→ **Provided data**
# # # # # # #

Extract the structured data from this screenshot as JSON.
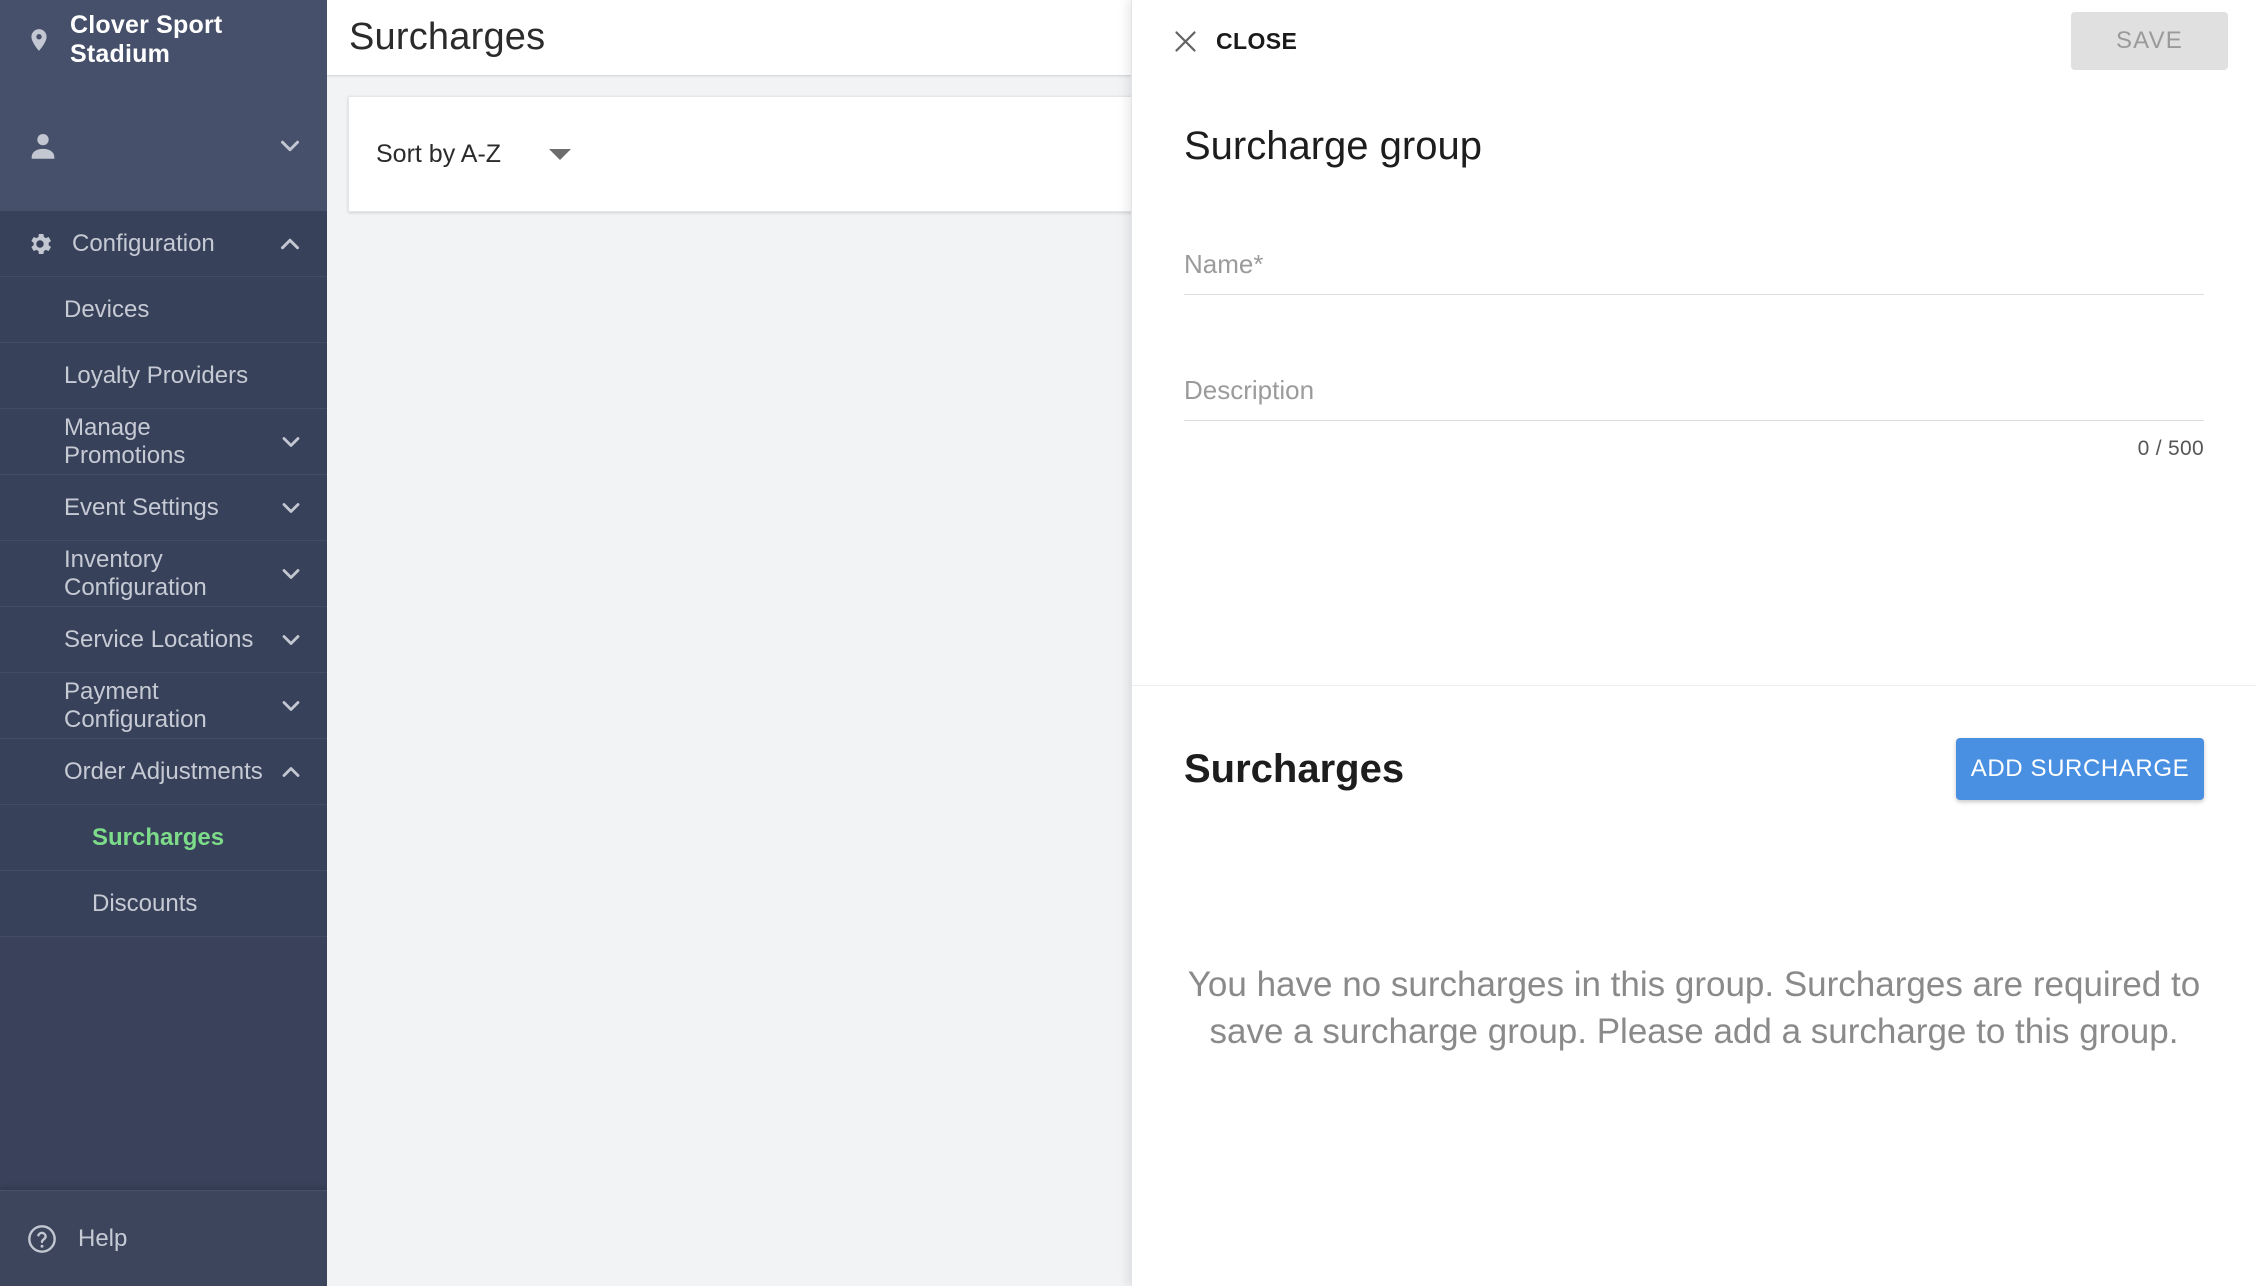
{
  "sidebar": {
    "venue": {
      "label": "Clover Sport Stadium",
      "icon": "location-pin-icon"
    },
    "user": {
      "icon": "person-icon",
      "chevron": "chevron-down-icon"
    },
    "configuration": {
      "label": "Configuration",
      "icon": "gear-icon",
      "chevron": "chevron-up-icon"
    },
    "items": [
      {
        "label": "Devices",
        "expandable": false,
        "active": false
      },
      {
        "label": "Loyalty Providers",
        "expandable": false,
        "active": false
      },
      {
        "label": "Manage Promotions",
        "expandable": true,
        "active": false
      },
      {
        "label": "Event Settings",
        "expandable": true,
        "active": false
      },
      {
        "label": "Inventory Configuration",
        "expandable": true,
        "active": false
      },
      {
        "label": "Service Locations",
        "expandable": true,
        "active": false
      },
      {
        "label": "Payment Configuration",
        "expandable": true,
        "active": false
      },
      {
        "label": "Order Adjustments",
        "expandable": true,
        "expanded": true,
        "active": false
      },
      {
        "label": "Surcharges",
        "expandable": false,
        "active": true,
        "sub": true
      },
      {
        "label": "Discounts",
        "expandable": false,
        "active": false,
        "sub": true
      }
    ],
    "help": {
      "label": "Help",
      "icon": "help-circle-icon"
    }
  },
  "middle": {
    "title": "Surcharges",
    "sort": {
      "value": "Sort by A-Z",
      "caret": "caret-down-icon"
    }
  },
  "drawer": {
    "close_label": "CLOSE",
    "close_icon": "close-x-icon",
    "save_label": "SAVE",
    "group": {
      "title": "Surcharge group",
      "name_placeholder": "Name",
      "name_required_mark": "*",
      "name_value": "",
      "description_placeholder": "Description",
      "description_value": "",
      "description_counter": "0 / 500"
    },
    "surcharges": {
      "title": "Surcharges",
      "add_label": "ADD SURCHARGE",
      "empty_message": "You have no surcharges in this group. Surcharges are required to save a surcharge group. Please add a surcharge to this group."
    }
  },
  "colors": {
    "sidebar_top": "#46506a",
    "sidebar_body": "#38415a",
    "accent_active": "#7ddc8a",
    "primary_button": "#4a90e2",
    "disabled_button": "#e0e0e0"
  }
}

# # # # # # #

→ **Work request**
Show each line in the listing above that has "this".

→ **Completed task**
Extract the structured data from this screenshot as JSON.
      "empty_message": "You have no surcharges in this group. Surcharges are required to save a surcharge group. Please add a surcharge to this group."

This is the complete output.